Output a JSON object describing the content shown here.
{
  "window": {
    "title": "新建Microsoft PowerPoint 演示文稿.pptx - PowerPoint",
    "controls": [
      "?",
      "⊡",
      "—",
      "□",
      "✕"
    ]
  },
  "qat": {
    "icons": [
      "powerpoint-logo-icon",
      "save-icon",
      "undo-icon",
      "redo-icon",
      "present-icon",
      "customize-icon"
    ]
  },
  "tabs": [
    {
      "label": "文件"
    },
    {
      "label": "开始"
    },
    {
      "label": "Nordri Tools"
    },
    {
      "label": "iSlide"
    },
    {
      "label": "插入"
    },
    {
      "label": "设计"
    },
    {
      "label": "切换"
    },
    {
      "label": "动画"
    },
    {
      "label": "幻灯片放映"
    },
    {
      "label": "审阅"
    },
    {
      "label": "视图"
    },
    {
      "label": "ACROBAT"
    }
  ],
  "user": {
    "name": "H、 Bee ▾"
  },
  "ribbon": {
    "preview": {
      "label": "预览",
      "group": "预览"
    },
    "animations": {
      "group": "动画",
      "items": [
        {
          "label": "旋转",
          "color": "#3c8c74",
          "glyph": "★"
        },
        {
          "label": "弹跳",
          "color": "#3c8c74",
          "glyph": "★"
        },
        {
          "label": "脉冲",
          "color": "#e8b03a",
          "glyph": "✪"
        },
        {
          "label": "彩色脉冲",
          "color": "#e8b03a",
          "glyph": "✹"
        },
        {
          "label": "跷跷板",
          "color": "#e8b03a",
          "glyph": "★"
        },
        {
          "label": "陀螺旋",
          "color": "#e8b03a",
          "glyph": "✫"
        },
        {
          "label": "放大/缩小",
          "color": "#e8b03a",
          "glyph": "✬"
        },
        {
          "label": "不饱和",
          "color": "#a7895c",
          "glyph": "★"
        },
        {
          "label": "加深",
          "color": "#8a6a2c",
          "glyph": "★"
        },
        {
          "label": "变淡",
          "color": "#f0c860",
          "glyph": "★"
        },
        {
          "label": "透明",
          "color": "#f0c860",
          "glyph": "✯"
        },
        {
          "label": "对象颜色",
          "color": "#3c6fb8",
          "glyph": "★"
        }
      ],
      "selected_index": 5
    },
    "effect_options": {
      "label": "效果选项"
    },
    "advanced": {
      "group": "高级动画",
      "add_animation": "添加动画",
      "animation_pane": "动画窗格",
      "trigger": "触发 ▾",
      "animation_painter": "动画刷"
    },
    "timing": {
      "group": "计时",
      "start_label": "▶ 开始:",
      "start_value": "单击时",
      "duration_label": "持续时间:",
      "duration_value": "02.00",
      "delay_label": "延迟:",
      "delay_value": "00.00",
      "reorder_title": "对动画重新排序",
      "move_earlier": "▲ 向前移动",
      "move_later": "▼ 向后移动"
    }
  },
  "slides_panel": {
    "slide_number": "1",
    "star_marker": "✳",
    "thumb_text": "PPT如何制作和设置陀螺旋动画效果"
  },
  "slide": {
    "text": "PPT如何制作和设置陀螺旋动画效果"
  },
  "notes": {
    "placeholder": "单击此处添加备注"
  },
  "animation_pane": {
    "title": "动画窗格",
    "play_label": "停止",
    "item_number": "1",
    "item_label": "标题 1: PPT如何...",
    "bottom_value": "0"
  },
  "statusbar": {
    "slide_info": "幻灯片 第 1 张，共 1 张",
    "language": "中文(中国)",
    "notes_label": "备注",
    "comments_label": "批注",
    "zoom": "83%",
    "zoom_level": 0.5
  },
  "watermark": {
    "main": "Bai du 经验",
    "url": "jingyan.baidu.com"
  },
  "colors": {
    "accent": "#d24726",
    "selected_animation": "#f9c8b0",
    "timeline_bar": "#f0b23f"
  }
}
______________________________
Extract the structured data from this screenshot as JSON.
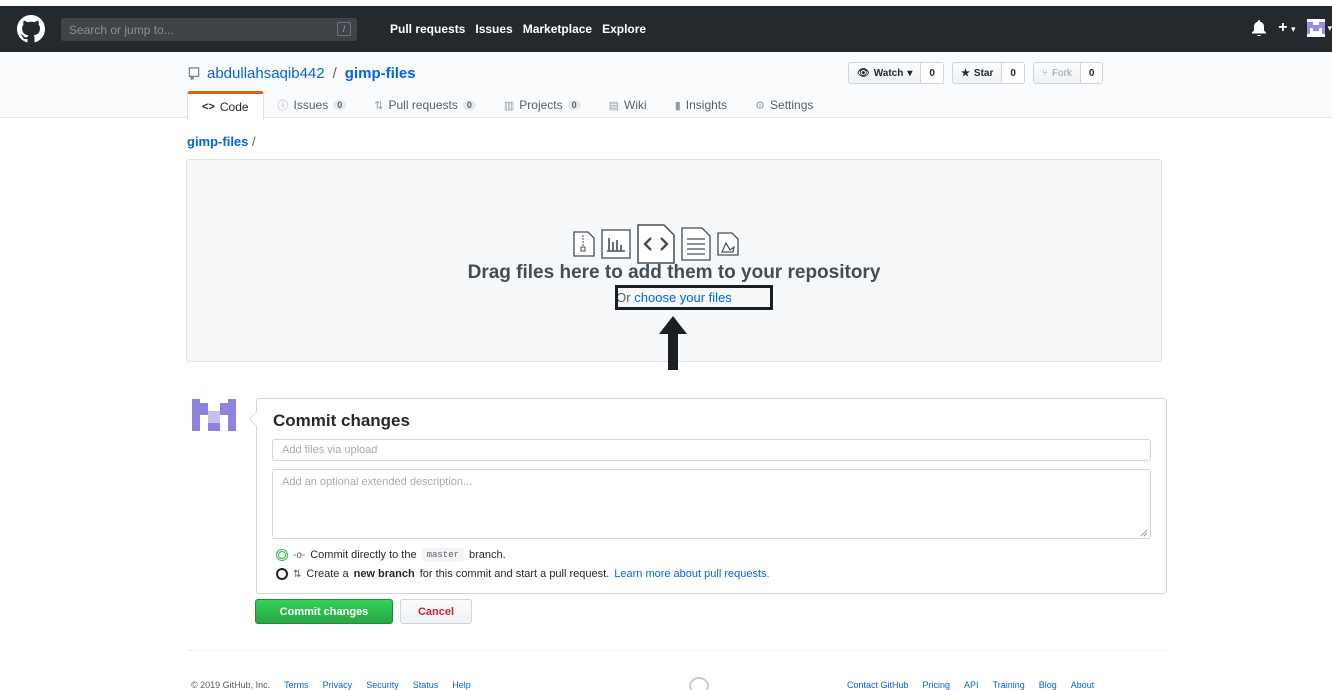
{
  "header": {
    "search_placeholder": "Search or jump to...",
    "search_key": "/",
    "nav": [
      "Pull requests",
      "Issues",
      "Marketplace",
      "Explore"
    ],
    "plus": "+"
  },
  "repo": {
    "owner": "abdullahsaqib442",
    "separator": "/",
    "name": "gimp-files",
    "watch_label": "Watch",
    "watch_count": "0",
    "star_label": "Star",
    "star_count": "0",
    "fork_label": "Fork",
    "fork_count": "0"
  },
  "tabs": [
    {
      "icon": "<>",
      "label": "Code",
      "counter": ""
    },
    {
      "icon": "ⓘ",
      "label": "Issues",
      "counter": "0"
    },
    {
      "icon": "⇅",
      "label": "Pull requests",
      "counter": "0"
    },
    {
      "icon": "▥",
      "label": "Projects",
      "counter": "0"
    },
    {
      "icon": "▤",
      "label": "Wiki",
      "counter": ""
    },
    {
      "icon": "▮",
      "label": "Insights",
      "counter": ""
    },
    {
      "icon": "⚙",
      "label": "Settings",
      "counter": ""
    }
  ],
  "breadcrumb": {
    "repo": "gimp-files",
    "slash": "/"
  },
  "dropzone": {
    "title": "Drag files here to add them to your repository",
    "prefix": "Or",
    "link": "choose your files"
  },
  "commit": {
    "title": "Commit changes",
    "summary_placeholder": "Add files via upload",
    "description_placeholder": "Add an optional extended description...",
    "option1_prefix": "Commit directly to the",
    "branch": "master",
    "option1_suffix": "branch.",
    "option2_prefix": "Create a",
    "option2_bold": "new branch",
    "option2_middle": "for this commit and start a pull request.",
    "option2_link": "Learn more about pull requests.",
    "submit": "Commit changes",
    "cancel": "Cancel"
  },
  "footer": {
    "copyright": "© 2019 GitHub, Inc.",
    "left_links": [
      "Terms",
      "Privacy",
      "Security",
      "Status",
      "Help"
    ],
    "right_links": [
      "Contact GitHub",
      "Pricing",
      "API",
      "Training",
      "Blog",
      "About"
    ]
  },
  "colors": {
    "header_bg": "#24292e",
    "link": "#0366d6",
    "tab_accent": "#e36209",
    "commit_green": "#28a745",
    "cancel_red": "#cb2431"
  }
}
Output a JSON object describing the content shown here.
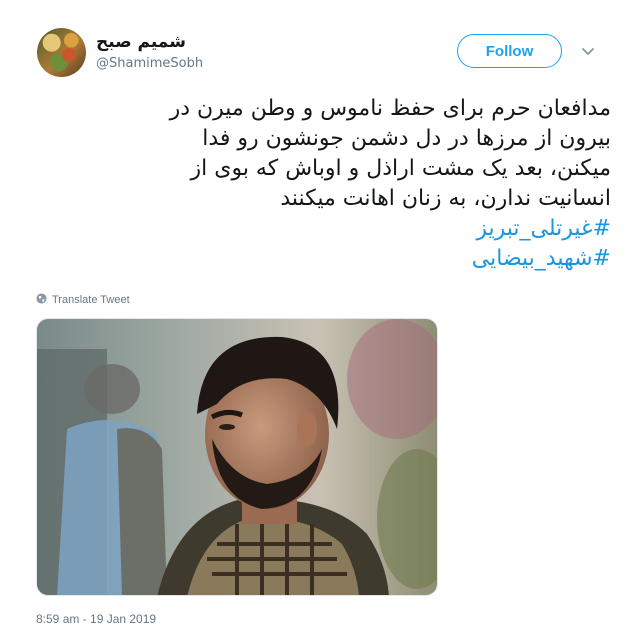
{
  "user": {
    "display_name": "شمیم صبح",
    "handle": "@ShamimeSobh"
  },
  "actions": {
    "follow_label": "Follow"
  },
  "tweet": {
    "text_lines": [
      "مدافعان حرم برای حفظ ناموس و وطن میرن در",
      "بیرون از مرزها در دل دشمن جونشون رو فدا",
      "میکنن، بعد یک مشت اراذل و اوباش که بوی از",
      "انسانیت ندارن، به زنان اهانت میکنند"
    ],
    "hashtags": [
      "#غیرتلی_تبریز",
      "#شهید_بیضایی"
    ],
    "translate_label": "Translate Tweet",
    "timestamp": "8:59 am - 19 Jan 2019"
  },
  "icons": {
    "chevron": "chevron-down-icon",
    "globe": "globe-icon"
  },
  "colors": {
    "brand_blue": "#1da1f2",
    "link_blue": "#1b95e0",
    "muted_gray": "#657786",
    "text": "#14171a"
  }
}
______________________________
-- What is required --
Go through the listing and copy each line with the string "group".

-- Result for this exercise --
      "group": "预览"
      "group": "动画",
      "group": "高级动画",
      "group": "计时",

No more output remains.